__Assigned task__. Line count for the string "start": state how many lines in the records below hold it, giving only the number.

__Data records__.

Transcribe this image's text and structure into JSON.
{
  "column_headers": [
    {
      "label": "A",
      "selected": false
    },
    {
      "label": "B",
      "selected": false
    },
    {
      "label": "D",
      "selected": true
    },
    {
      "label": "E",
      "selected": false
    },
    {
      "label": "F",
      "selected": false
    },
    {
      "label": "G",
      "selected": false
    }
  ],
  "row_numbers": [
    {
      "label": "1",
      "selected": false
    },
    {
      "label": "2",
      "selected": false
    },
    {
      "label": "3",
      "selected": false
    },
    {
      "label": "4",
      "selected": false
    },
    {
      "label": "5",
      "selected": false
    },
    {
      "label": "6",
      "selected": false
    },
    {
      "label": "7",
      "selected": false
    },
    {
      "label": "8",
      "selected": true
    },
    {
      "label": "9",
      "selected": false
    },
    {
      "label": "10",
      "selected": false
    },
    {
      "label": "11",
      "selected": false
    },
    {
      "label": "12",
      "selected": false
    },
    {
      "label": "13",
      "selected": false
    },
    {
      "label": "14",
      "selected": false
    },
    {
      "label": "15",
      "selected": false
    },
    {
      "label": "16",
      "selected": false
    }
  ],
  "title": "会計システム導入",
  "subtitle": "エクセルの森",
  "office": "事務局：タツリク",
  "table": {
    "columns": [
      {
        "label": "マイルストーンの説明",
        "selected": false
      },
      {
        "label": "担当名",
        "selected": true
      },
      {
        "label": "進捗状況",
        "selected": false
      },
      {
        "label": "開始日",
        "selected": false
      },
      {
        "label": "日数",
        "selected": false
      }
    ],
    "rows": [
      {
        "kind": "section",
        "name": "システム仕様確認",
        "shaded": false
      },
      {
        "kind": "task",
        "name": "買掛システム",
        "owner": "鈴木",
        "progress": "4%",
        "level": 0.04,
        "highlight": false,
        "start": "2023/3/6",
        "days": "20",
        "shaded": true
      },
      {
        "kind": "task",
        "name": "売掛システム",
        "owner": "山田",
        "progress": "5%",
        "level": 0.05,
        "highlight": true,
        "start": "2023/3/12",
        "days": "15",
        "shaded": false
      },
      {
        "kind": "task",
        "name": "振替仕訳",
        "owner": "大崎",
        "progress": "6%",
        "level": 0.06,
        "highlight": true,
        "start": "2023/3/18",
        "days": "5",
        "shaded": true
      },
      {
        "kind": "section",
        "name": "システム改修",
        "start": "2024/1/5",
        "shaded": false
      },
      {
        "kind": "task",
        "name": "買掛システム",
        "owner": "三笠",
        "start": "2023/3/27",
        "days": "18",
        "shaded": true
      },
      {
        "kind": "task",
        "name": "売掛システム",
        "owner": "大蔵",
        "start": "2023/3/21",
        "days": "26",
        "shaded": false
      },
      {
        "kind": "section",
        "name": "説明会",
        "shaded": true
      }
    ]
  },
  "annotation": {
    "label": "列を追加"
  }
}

__Response below__. 6